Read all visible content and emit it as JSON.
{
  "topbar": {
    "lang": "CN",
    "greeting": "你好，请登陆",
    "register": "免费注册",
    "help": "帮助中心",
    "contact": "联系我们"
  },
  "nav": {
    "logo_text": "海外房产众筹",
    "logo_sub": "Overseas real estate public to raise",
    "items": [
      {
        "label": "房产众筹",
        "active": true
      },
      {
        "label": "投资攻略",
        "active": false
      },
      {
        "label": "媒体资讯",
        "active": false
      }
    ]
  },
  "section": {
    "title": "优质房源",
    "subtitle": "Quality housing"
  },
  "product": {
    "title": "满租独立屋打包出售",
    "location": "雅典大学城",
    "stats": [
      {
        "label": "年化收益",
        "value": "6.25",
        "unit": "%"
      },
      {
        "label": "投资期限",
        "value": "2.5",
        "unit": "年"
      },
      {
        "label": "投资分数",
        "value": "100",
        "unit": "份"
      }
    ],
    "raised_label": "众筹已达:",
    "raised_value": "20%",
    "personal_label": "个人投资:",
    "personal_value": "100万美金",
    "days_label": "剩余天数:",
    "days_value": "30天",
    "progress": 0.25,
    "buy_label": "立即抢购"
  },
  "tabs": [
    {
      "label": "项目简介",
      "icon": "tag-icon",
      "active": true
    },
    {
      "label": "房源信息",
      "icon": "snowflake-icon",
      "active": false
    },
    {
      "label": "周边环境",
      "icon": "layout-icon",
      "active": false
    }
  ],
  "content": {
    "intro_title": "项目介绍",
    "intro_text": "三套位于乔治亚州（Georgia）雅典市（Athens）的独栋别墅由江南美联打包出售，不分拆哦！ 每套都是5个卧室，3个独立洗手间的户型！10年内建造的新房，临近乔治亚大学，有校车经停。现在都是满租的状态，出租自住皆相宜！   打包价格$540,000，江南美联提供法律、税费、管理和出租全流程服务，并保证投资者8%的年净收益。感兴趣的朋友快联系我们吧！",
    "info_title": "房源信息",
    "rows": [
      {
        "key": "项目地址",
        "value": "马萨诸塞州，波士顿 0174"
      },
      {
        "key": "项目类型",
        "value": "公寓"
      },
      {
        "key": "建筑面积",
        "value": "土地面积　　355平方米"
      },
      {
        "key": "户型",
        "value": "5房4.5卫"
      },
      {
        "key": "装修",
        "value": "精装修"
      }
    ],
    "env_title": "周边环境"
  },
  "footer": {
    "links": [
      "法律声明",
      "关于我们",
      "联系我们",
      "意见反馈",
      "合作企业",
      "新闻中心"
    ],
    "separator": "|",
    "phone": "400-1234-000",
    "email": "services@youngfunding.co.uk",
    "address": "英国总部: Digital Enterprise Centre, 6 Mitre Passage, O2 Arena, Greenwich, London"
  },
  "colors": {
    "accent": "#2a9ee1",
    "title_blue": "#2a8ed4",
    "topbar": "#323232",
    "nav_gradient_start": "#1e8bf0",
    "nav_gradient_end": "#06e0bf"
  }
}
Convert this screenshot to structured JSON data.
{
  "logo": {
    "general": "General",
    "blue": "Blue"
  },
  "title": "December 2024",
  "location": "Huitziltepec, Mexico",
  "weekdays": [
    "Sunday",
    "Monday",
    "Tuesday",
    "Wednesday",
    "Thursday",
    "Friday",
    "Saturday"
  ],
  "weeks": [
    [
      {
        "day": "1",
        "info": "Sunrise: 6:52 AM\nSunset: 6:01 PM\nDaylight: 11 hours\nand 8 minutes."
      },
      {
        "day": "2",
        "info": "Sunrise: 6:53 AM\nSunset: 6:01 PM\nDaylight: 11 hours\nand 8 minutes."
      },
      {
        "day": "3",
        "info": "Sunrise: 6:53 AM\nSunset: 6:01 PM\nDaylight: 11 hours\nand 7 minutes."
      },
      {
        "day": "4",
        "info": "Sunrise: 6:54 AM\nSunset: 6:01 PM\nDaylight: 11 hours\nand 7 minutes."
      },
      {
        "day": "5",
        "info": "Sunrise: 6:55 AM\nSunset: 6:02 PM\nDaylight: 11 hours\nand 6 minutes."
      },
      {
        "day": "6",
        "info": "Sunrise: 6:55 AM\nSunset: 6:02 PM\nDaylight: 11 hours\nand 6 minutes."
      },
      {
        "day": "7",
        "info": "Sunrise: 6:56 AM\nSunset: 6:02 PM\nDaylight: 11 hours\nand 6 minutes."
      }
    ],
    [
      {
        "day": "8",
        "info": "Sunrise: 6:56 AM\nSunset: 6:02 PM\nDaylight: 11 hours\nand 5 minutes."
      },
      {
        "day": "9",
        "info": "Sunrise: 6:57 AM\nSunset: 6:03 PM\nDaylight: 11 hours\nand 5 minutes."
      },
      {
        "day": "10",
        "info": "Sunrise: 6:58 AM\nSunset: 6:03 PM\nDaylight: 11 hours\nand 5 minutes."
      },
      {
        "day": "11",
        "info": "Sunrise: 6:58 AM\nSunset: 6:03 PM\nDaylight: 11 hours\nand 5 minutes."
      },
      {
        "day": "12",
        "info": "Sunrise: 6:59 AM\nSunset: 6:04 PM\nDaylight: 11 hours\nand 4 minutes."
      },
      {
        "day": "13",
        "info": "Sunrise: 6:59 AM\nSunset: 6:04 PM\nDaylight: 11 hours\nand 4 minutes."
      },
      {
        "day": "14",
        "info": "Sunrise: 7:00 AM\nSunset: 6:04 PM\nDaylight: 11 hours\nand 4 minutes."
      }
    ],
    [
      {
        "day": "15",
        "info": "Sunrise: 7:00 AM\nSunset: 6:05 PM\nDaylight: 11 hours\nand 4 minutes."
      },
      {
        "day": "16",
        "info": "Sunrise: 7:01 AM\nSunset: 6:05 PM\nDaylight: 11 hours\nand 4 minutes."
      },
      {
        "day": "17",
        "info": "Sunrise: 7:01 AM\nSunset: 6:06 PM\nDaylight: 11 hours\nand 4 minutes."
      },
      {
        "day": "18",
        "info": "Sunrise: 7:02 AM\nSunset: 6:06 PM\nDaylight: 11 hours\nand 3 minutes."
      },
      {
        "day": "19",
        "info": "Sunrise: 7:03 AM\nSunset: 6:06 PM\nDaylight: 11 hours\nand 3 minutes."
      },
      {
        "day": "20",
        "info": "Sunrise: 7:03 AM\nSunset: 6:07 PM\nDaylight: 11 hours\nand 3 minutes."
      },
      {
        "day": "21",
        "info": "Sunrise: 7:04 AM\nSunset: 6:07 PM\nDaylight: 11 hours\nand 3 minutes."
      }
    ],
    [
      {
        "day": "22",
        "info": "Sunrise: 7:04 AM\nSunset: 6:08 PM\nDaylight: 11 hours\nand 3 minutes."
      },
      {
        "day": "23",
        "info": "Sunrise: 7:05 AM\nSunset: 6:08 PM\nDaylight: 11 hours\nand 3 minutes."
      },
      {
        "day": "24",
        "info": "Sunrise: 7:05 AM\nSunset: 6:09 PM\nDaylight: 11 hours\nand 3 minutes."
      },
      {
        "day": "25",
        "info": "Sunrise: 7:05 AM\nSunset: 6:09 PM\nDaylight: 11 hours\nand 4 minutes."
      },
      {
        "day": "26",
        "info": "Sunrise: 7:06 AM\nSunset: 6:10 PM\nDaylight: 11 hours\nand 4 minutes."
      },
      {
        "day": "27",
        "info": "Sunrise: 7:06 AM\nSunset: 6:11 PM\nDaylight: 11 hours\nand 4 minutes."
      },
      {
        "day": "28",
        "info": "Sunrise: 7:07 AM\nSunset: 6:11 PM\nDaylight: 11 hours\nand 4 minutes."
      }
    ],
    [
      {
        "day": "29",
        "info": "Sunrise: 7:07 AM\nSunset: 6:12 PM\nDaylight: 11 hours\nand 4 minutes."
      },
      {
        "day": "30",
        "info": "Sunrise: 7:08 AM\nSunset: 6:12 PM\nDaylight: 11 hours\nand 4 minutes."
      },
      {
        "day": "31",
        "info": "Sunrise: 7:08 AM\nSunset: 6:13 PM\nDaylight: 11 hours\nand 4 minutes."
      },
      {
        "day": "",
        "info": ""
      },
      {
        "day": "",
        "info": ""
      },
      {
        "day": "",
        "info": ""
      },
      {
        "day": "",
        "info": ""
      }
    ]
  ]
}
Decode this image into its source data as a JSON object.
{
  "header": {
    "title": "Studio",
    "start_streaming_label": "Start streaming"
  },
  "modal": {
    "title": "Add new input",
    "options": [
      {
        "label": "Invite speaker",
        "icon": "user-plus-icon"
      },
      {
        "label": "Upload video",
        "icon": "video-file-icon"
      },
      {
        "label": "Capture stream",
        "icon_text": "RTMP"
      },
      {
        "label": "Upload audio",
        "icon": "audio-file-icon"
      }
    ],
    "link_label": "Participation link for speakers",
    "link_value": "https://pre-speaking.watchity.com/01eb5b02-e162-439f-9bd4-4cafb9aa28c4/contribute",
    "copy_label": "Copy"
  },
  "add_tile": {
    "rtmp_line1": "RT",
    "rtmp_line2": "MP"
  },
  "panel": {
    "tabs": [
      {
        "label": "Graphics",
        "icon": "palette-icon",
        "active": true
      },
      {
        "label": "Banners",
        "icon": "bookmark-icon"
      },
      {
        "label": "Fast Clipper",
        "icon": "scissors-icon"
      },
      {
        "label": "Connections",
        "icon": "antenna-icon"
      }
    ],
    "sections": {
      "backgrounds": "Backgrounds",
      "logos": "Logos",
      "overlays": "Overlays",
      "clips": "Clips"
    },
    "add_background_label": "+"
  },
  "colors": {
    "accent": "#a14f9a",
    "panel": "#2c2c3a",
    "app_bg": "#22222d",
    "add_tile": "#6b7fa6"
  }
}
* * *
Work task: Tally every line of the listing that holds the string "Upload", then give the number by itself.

Answer section: 2